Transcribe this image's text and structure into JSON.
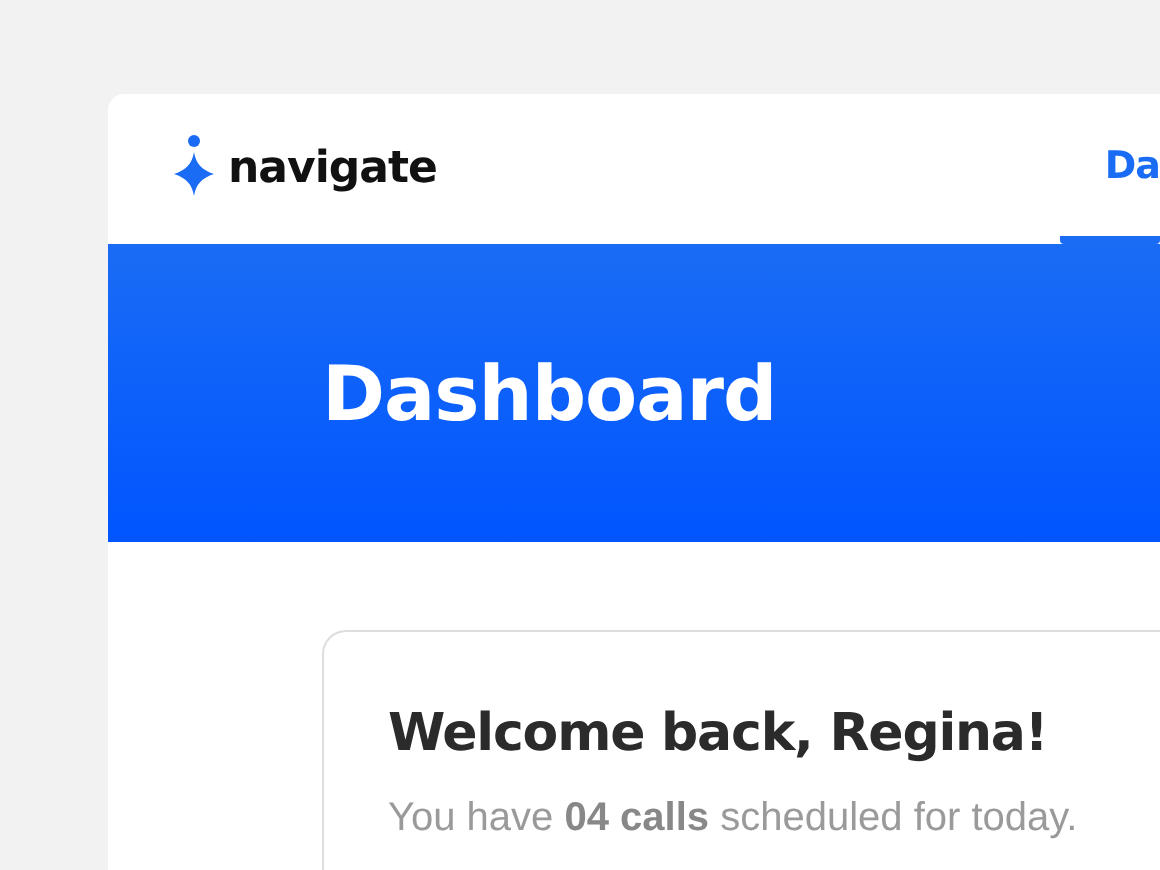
{
  "header": {
    "logo_text": "navigate",
    "tabs": [
      {
        "label": "Da",
        "selected": true
      }
    ]
  },
  "banner": {
    "title": "Dashboard"
  },
  "welcome_card": {
    "title": "Welcome back, Regina!",
    "message": "You have **04 calls** scheduled for today."
  }
}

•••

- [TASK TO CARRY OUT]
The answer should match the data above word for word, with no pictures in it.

- [TASK OUTPUT]
Transcribe this image's text and structure into JSON.
{
  "header": {
    "logo_text": "navigate",
    "tabs": [
      {
        "label": "Da",
        "selected": true
      }
    ]
  },
  "banner": {
    "title": "Dashboard"
  },
  "welcome_card": {
    "title": "Welcome back, Regina!",
    "message": "You have **04 calls** scheduled for today."
  }
}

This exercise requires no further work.